* [Dataset extract]:
------------------------------------------------------------
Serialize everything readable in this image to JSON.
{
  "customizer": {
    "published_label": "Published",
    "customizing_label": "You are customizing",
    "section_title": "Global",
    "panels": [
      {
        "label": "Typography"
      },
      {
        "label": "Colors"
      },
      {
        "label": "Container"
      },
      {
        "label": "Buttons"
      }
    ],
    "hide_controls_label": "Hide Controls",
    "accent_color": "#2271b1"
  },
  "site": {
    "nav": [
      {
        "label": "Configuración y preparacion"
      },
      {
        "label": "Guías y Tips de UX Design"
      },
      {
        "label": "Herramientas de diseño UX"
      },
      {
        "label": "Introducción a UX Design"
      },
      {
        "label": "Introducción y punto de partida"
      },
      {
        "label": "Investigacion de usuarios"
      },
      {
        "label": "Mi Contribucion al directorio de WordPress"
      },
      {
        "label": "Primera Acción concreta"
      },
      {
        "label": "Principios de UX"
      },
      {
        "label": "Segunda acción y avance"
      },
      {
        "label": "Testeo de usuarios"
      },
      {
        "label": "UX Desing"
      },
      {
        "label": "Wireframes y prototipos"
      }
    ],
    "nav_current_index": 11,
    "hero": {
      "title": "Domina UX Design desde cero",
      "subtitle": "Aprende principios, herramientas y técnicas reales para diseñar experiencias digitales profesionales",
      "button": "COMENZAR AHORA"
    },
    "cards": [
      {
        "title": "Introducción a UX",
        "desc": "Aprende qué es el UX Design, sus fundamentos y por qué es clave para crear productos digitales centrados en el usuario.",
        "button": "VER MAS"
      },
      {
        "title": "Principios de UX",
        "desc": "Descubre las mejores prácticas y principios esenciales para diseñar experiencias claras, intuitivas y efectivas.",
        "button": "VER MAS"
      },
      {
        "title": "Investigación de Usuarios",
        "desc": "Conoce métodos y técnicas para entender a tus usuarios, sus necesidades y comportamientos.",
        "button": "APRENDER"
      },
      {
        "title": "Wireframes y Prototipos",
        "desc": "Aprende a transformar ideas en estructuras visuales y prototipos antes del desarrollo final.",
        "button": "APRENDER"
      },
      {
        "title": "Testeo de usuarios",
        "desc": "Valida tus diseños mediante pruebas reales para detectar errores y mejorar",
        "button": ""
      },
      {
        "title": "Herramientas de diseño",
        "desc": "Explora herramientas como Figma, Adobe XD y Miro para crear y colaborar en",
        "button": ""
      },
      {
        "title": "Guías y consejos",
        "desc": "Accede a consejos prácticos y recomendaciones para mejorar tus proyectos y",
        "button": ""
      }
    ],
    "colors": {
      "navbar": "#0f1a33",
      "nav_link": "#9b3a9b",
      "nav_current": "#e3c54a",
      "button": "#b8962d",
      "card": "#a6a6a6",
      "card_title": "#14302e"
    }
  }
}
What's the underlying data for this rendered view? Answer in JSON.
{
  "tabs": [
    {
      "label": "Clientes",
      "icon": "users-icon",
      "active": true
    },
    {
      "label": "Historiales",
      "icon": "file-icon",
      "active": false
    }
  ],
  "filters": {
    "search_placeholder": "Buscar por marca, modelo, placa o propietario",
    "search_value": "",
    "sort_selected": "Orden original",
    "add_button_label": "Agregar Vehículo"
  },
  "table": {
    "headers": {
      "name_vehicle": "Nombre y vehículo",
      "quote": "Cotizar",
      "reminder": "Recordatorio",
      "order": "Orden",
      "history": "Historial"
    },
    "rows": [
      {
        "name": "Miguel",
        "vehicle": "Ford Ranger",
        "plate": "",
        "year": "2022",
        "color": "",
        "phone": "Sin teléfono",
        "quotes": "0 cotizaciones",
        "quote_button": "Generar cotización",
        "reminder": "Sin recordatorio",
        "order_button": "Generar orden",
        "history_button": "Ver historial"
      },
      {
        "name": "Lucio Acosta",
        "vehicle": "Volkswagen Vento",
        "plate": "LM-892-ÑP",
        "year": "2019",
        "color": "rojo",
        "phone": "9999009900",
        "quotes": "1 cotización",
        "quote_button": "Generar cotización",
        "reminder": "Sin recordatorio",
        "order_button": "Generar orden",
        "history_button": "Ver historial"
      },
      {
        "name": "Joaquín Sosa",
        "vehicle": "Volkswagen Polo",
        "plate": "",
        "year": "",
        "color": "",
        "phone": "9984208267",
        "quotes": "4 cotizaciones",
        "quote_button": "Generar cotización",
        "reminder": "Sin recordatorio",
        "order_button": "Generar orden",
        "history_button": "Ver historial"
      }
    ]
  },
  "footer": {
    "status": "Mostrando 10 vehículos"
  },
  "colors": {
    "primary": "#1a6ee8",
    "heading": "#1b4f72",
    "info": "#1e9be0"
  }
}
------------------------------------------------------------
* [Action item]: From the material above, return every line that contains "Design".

* [Exercise response]:
        "label": "Guías y Tips de UX Design"
        "label": "Introducción a UX Design"
      "title": "Domina UX Design desde cero",
        "desc": "Aprende qué es el UX Design, sus fundamentos y por qué es clave para crear productos digitales centrados en el usuario.",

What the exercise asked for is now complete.